[Entries from a dataset of interfaces]

+ + + +

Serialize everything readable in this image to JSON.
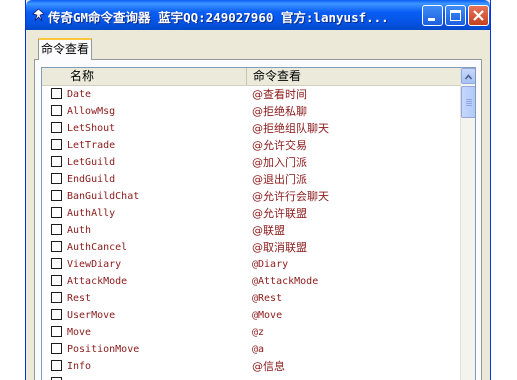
{
  "window": {
    "title": "传奇GM命令查询器 蓝宇QQ:249027960 官方:lanyusf...",
    "controls": [
      "minimize",
      "maximize",
      "close"
    ]
  },
  "tabs": [
    {
      "label": "命令查看",
      "active": true
    }
  ],
  "list": {
    "headers": {
      "name": "名称",
      "view": "命令查看"
    },
    "rows": [
      {
        "name": "Date",
        "desc": "@查看时间"
      },
      {
        "name": "AllowMsg",
        "desc": "@拒绝私聊"
      },
      {
        "name": "LetShout",
        "desc": "@拒绝组队聊天"
      },
      {
        "name": "LetTrade",
        "desc": "@允许交易"
      },
      {
        "name": "LetGuild",
        "desc": "@加入门派"
      },
      {
        "name": "EndGuild",
        "desc": "@退出门派"
      },
      {
        "name": "BanGuildChat",
        "desc": "@允许行会聊天"
      },
      {
        "name": "AuthAlly",
        "desc": "@允许联盟"
      },
      {
        "name": "Auth",
        "desc": "@联盟"
      },
      {
        "name": "AuthCancel",
        "desc": "@取消联盟"
      },
      {
        "name": "ViewDiary",
        "desc": "@Diary"
      },
      {
        "name": "AttackMode",
        "desc": "@AttackMode"
      },
      {
        "name": "Rest",
        "desc": "@Rest"
      },
      {
        "name": "UserMove",
        "desc": "@Move"
      },
      {
        "name": "Move",
        "desc": "@z"
      },
      {
        "name": "PositionMove",
        "desc": "@a"
      },
      {
        "name": "Info",
        "desc": "@信息"
      },
      {
        "name": "",
        "desc": ""
      }
    ]
  },
  "colors": {
    "titlebar": "#0a5ef5",
    "row_text": "#8b1a1a",
    "tab_highlight": "#ffc83c"
  }
}
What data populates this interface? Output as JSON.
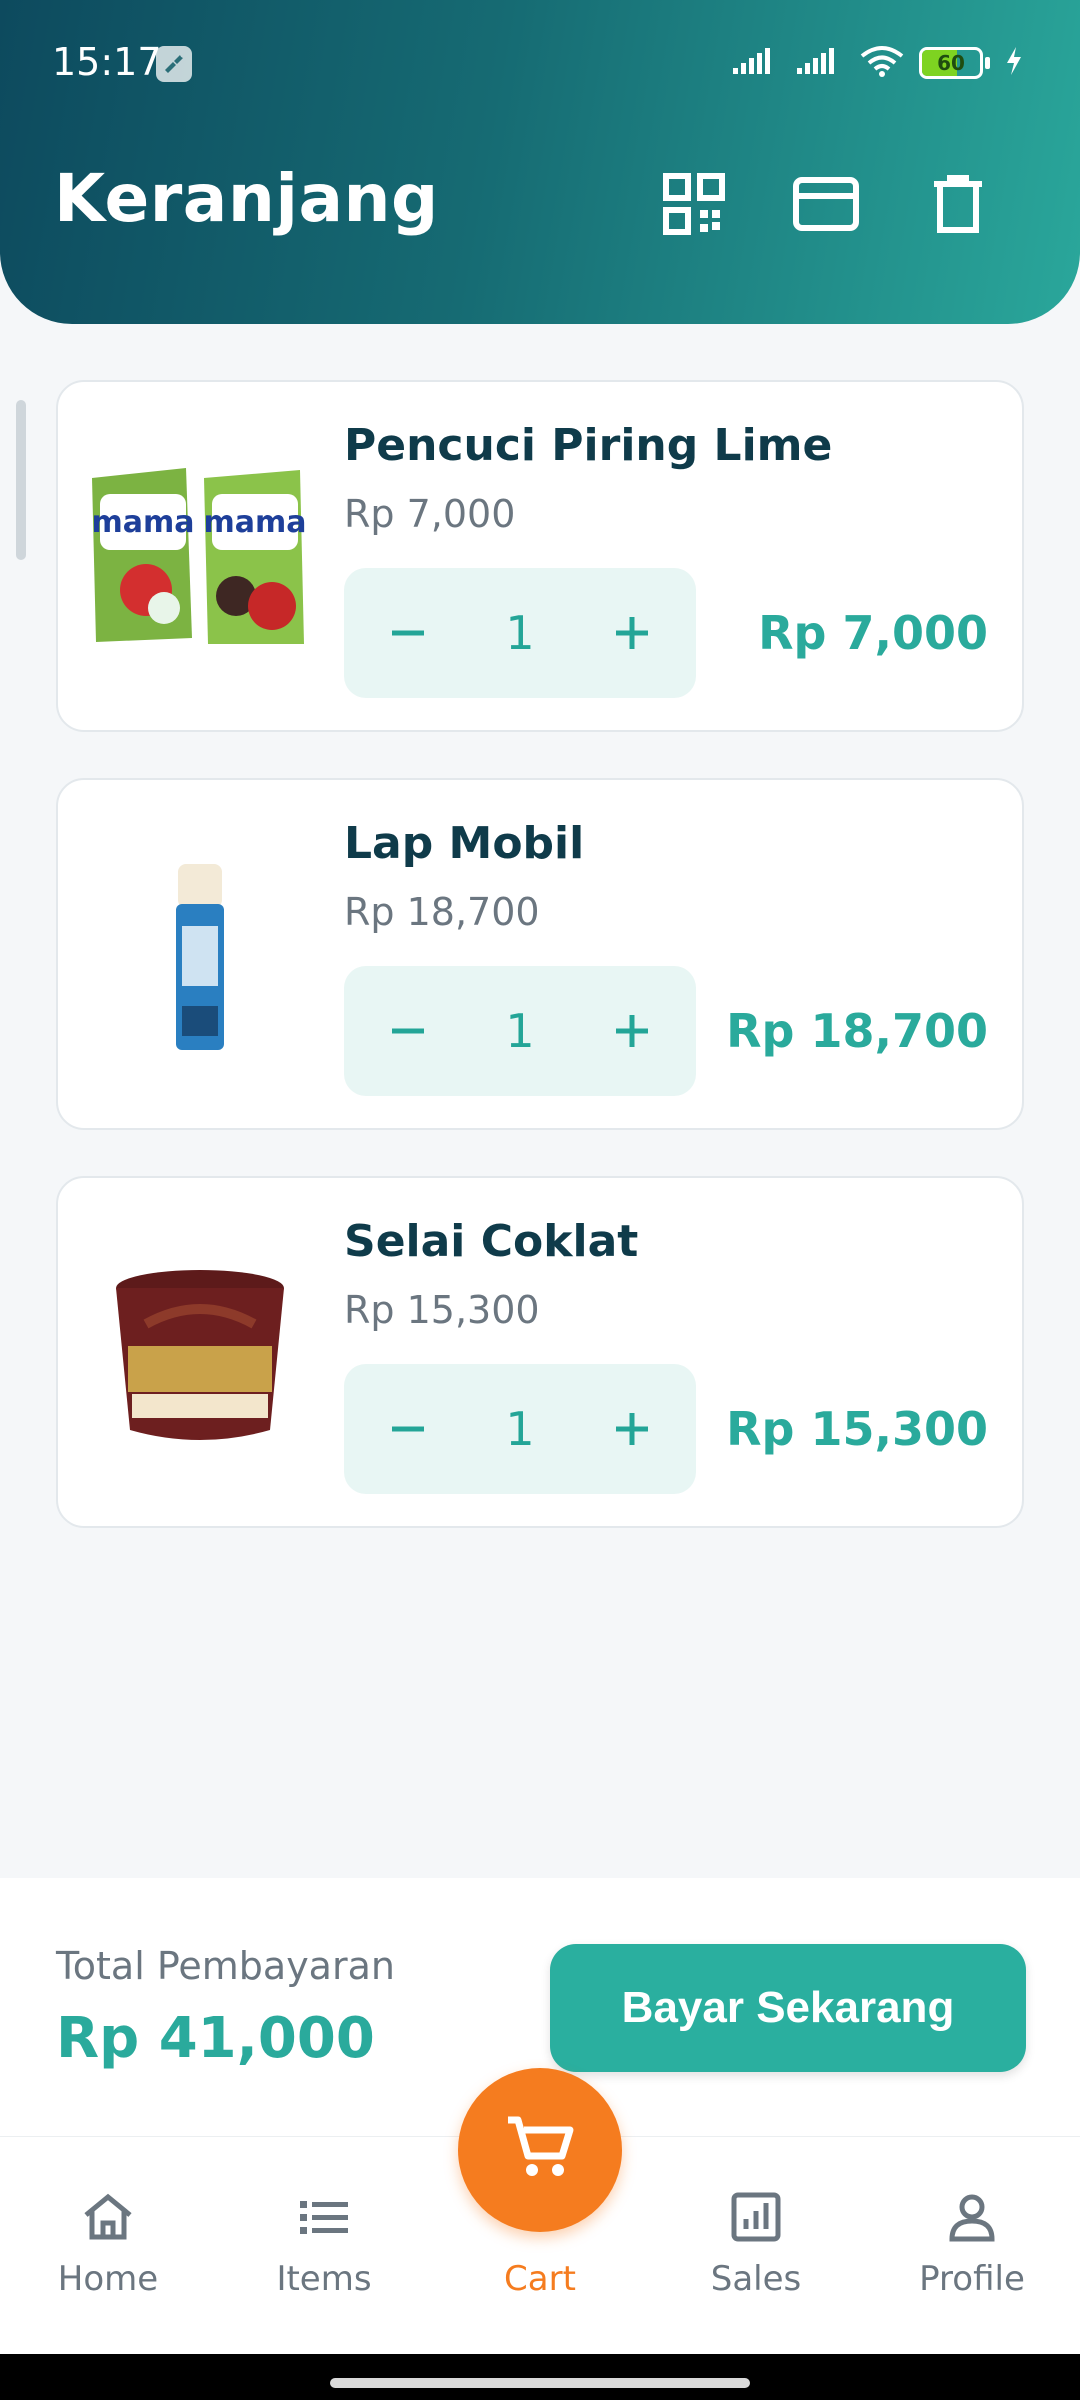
{
  "status_bar": {
    "time": "15:17",
    "battery": "60",
    "battery_level": 0.6
  },
  "header": {
    "title": "Keranjang",
    "icons": [
      "qr-code-icon",
      "credit-card-icon",
      "trash-icon"
    ]
  },
  "colors": {
    "accent": "#2aaa9c",
    "header_dark": "#0d4a5e",
    "cart_orange": "#f57c1f",
    "title_text": "#0f3b4a"
  },
  "cart": {
    "items": [
      {
        "name": "Pencuci Piring Lime",
        "price": "Rp 7,000",
        "qty": "1",
        "total": "Rp 7,000"
      },
      {
        "name": "Lap Mobil",
        "price": "Rp 18,700",
        "qty": "1",
        "total": "Rp 18,700"
      },
      {
        "name": "Selai Coklat",
        "price": "Rp 15,300",
        "qty": "1",
        "total": "Rp 15,300"
      }
    ]
  },
  "summary": {
    "total_label": "Total Pembayaran",
    "total_value": "Rp 41,000",
    "pay_label": "Bayar Sekarang"
  },
  "nav": {
    "items": [
      {
        "label": "Home",
        "icon": "home-icon"
      },
      {
        "label": "Items",
        "icon": "list-icon"
      },
      {
        "label": "Cart",
        "icon": "cart-icon",
        "active": true
      },
      {
        "label": "Sales",
        "icon": "bar-chart-icon"
      },
      {
        "label": "Profile",
        "icon": "person-icon"
      }
    ]
  }
}
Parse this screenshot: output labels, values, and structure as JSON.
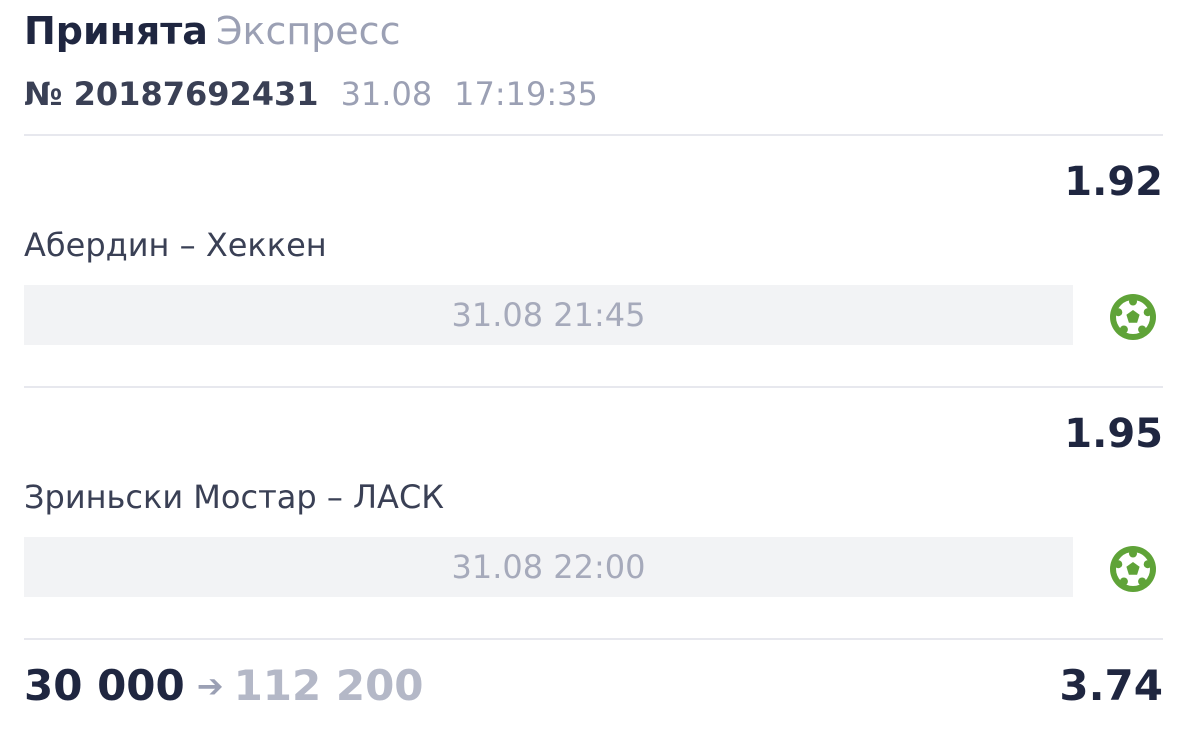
{
  "bet": {
    "status": "Принята",
    "type": "Экспресс",
    "number": "№ 20187692431",
    "date": "31.08",
    "time": "17:19:35"
  },
  "events": [
    {
      "odds": "1.92",
      "match": "Абердин – Хеккен",
      "start": "31.08 21:45",
      "sport_icon": "soccer-ball-icon"
    },
    {
      "odds": "1.95",
      "match": "Зриньски Мостар – ЛАСК",
      "start": "31.08 22:00",
      "sport_icon": "soccer-ball-icon"
    }
  ],
  "summary": {
    "stake": "30 000",
    "arrow": "➔",
    "payout": "112 200",
    "total_odds": "3.74"
  },
  "colors": {
    "primary_text": "#1f2640",
    "secondary_text": "#9ba0b4",
    "date_bar_bg": "#f2f3f5",
    "divider": "#e7e8ee",
    "sport_icon_green": "#5fa338"
  }
}
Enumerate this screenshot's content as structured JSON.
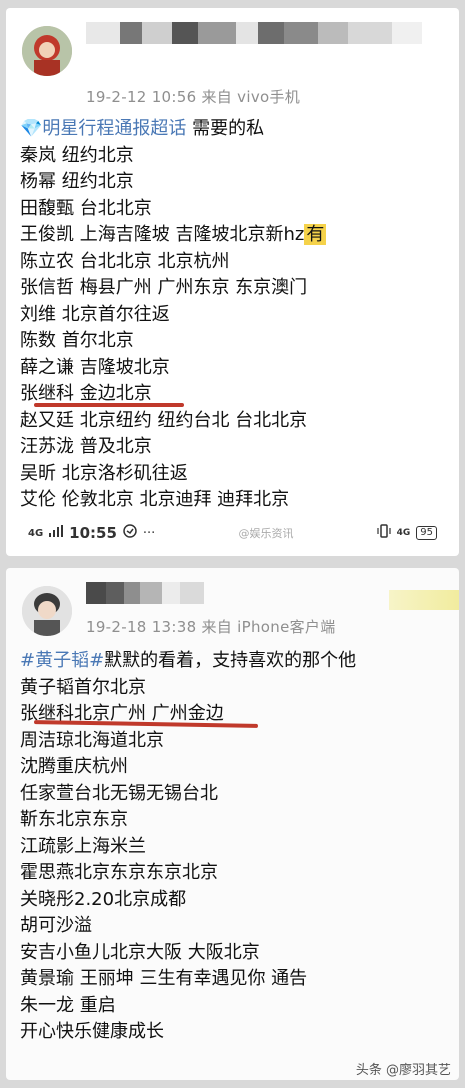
{
  "post1": {
    "meta": "19-2-12 10:56  来自 vivo手机",
    "topic": "💎明星行程通报超话",
    "intro_rest": " 需要的私",
    "lines": [
      "秦岚 纽约北京",
      "杨幂 纽约北京",
      "田馥甄 台北北京",
      "王俊凯 上海吉隆坡 吉隆坡北京新hz",
      "陈立农 台北北京 北京杭州",
      "张信哲 梅县广州 广州东京 东京澳门",
      "刘维 北京首尔往返",
      "陈数 首尔北京",
      "薛之谦 吉隆坡北京",
      "张继科 金边北京",
      "赵又廷 北京纽约 纽约台北 台北北京",
      "汪苏泷 普及北京",
      "吴昕 北京洛杉矶往返",
      "艾伦 伦敦北京 北京迪拜 迪拜北京"
    ],
    "hz_tag": "有",
    "status": {
      "signal": "4G",
      "time": "10:55",
      "watermark": "@娱乐资讯",
      "battery": "95"
    }
  },
  "post2": {
    "meta": "19-2-18 13:38  来自 iPhone客户端",
    "topic": "#黄子韬#",
    "intro_rest": "默默的看着，支持喜欢的那个他",
    "lines": [
      "黄子韬首尔北京",
      "张继科北京广州 广州金边",
      "周洁琼北海道北京",
      "沈腾重庆杭州",
      "任家萱台北无锡无锡台北",
      "靳东北京东京",
      "江疏影上海米兰",
      "霍思燕北京东京东京北京",
      "关晓彤2.20北京成都",
      "胡可沙溢",
      "安吉小鱼儿北京大阪 大阪北京",
      "黄景瑜 王丽坤 三生有幸遇见你 通告",
      "朱一龙 重启",
      "开心快乐健康成长"
    ]
  },
  "footer": "头条 @廖羽其艺"
}
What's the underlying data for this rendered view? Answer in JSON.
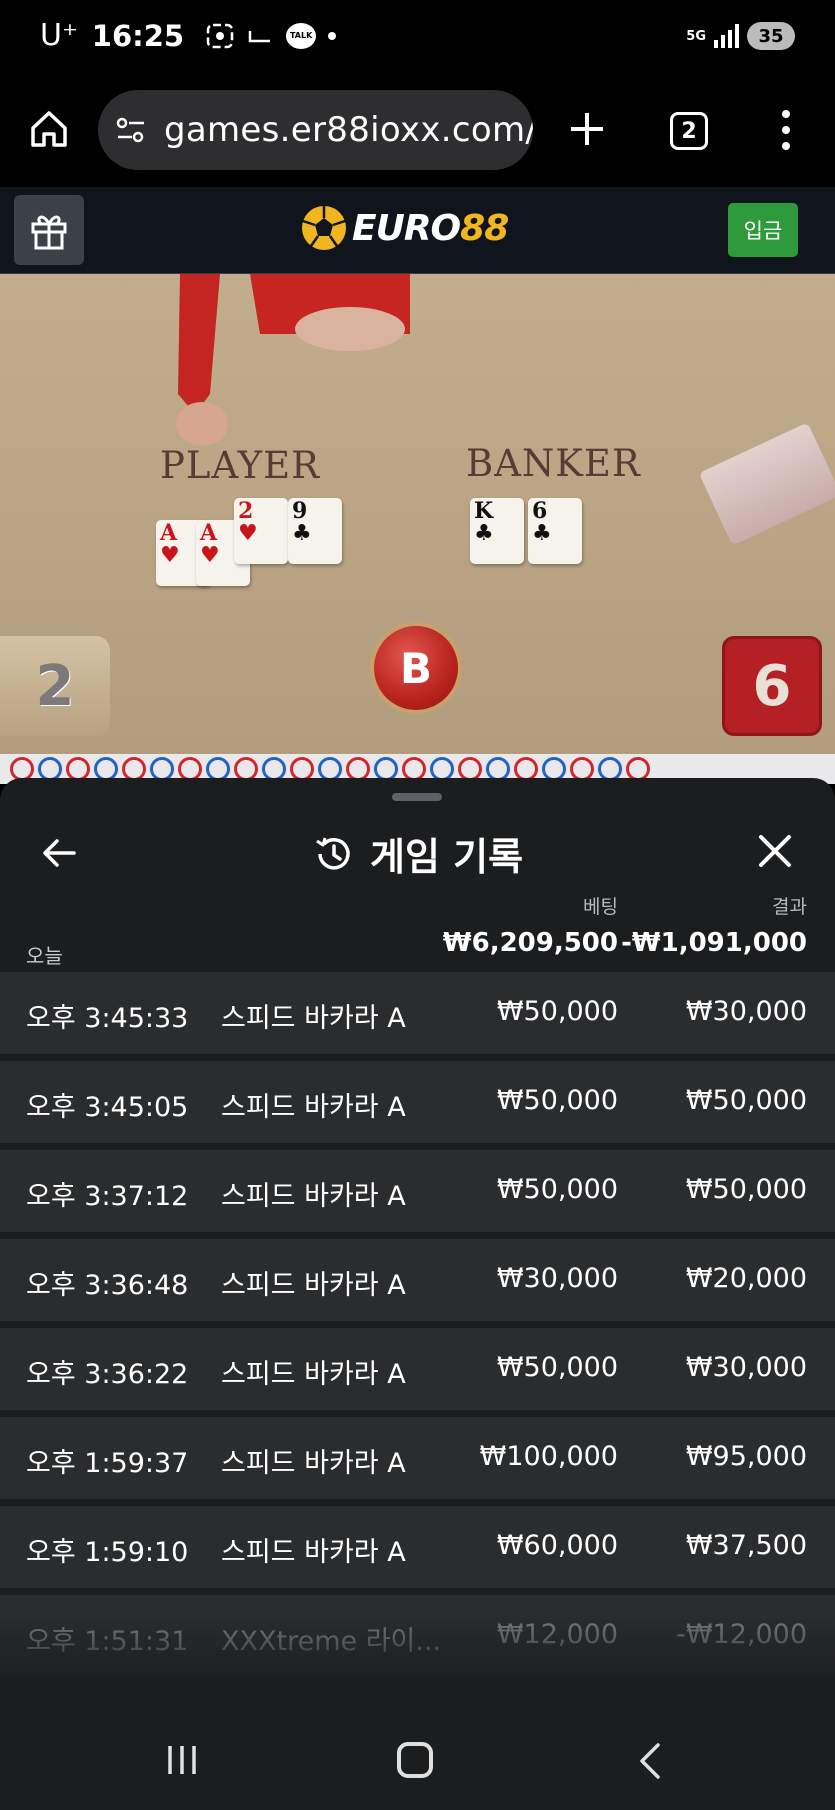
{
  "status_bar": {
    "carrier": "U⁺",
    "time": "16:25",
    "talk_label": "TALK",
    "network_label": "5G",
    "battery": "35"
  },
  "browser": {
    "url": "games.er88ioxx.com/",
    "tab_count": "2"
  },
  "site": {
    "logo_text_1": "EURO",
    "logo_text_2": "88",
    "deposit_label": "입금"
  },
  "game": {
    "player_label": "PLAYER",
    "banker_label": "BANKER",
    "player_score": "2",
    "banker_score": "6",
    "result": "B",
    "player_cards": [
      {
        "rank": "A",
        "suit": "♥",
        "color": "red"
      },
      {
        "rank": "A",
        "suit": "♥",
        "color": "red"
      },
      {
        "rank": "2",
        "suit": "♥",
        "color": "red"
      },
      {
        "rank": "9",
        "suit": "♣",
        "color": "black"
      }
    ],
    "banker_cards": [
      {
        "rank": "K",
        "suit": "♣",
        "color": "black"
      },
      {
        "rank": "6",
        "suit": "♣",
        "color": "black"
      }
    ]
  },
  "history": {
    "title": "게임 기록",
    "col_bet": "베팅",
    "col_result": "결과",
    "summary_label": "오늘",
    "summary_bet": "₩6,209,500",
    "summary_result": "-₩1,091,000",
    "rows": [
      {
        "time": "오후 3:45:33",
        "game": "스피드 바카라 A",
        "bet": "₩50,000",
        "result": "₩30,000"
      },
      {
        "time": "오후 3:45:05",
        "game": "스피드 바카라 A",
        "bet": "₩50,000",
        "result": "₩50,000"
      },
      {
        "time": "오후 3:37:12",
        "game": "스피드 바카라 A",
        "bet": "₩50,000",
        "result": "₩50,000"
      },
      {
        "time": "오후 3:36:48",
        "game": "스피드 바카라 A",
        "bet": "₩30,000",
        "result": "₩20,000"
      },
      {
        "time": "오후 3:36:22",
        "game": "스피드 바카라 A",
        "bet": "₩50,000",
        "result": "₩30,000"
      },
      {
        "time": "오후 1:59:37",
        "game": "스피드 바카라 A",
        "bet": "₩100,000",
        "result": "₩95,000"
      },
      {
        "time": "오후 1:59:10",
        "game": "스피드 바카라 A",
        "bet": "₩60,000",
        "result": "₩37,500"
      },
      {
        "time": "오후 1:51:31",
        "game": "XXXtreme 라이...",
        "bet": "₩12,000",
        "result": "-₩12,000"
      }
    ]
  },
  "colors": {
    "accent_green": "#2f9a3c",
    "banker_red": "#b52024",
    "logo_gold": "#f0b51f",
    "sheet_bg": "#1c1d1f",
    "row_bg": "#2b2c2e"
  }
}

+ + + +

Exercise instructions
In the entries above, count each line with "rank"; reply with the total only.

Task solution
6